Towards a More Humane Genetics Education


Frequently Asked Questions

Parent Questions

What process did you go through to get this study approved?

To begin, we submitted a research proposal that included the survey questions and the methods that we are using to protect students to an institutional review board (IRB). The IRB approved this study because its benefits to society outweighed the minimal risks posed by the study. 

What process did you go through to get this study approved at my child’s school?

We went through a thorough and ethical process to bring our study to your child’s school.

To start, we provided the district with a research proposal that outlined our research methods, our IRB approval, and the procedures for informed consent. A copy of our survey questions was included in this district research application. Administrators evaluated this proposal to make their decision about whether to allow our study to proceed in the school district. The district approved the study, and your child’s school principal and science teacher agreed to participate. 

The purpose of the study and specific participation criteria are outlined in detail on our recruitment webpage.

What process did you go through to inform my child about the study and ensure they remain protected? 

At BSCS, we take the protection of children in educational research very seriously. We believe parents have the right to decide whether their child will participate in a research study. Therefore, our informed consent process is rigorous and aligned with guidelines from the federal government and the National Institutes of Health. 

Our researchers gave a presentation to students about the study methods, its risks and benefits, and the principles of anonymity and confidentiality. All students were informed that their participation in the study is optional and that it would have no influence on their grades. Our researchers then led a whole-class discussion to assess whether students comprehended the study methods, risks and benefits, and principles of anonymity and confidentiality. Students were told by BSCS researchers that they can decide to opt out of the study at any time and that they did not have to answer any questions in the surveys that they felt uncomfortable responding to. 

Then, our researchers sent the informed consent letter to parents via email and via a hard copy. The letter outlined all benefits and risks of the study. It also confirmed that no identifying information was being collected that could link a student’s actual identity to their data. Therefore, student anonymity is fully protected through our research process.

Students who assented to the study themselves and who also had parental consent from at least one parent were deemed eligible to participate in the study. 

Will you share the list of student survey questions with parents? 

Since we are currently running the study, we are no longer handing out the questions to anyone except district research coordinators in our participating school districts. 

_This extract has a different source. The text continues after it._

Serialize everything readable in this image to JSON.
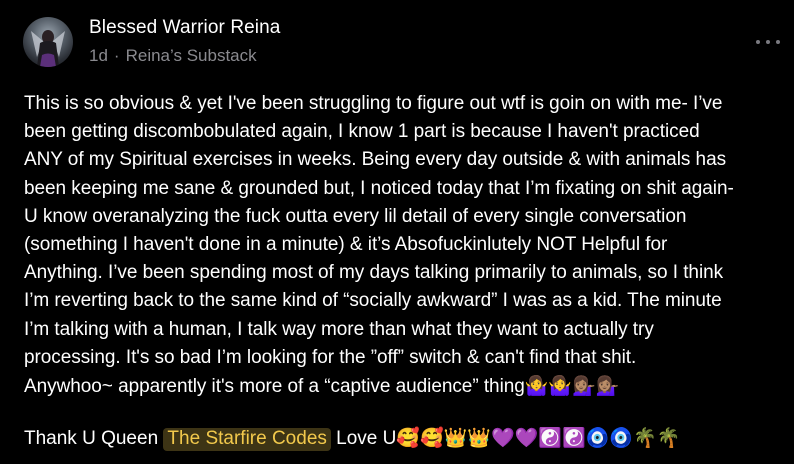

Once the study is complete, we will provide a final report to the school districts. Parents will be able to see all survey questions in that report. 

Why aren’t you able to share the student survey questions during the study? 

There are several reasons for this decision, and all of them stem from maintaining the integrity of our study and maintaining the safety of students. For example, if a parent/guardian were to view the questions, then they could tell their child how to respond to the survey questions. This would defeat the purpose of our study, as we want to determine how the genetics curriculum influences students’ responses to the survey questions, not how their parents’ opinions shape their responses to such questions. Additionally, putting a student in a situation where they could be told by their parent how to answer a survey question in our study would be unethical if a student was influenced to respond (or not respond) to certain questions in certain ways by their parent/guardian. Finally, we do not share our survey questions while a study is running because we worry that our questions could be mistakenly leaked to other interested and/or unrelated parties, thereby jeopardizing the integrity of our study. This is a critical issue because a study is only worth conducting if it will produce valid knowledge that is a benefit to society. 

However, we are able to release survey questions once the study has concluded. At that point, there will no longer be a risk that someone can jeopardize the ethical nature of our study.

When will you share the results of the study? 

When we finish analyzing the data from our study in 6-12 months, we will create a report that includes a summary of our research questions, research design, survey instruments, and findings. That report will be emailed to all participating schools once our study is published in a scientific journal.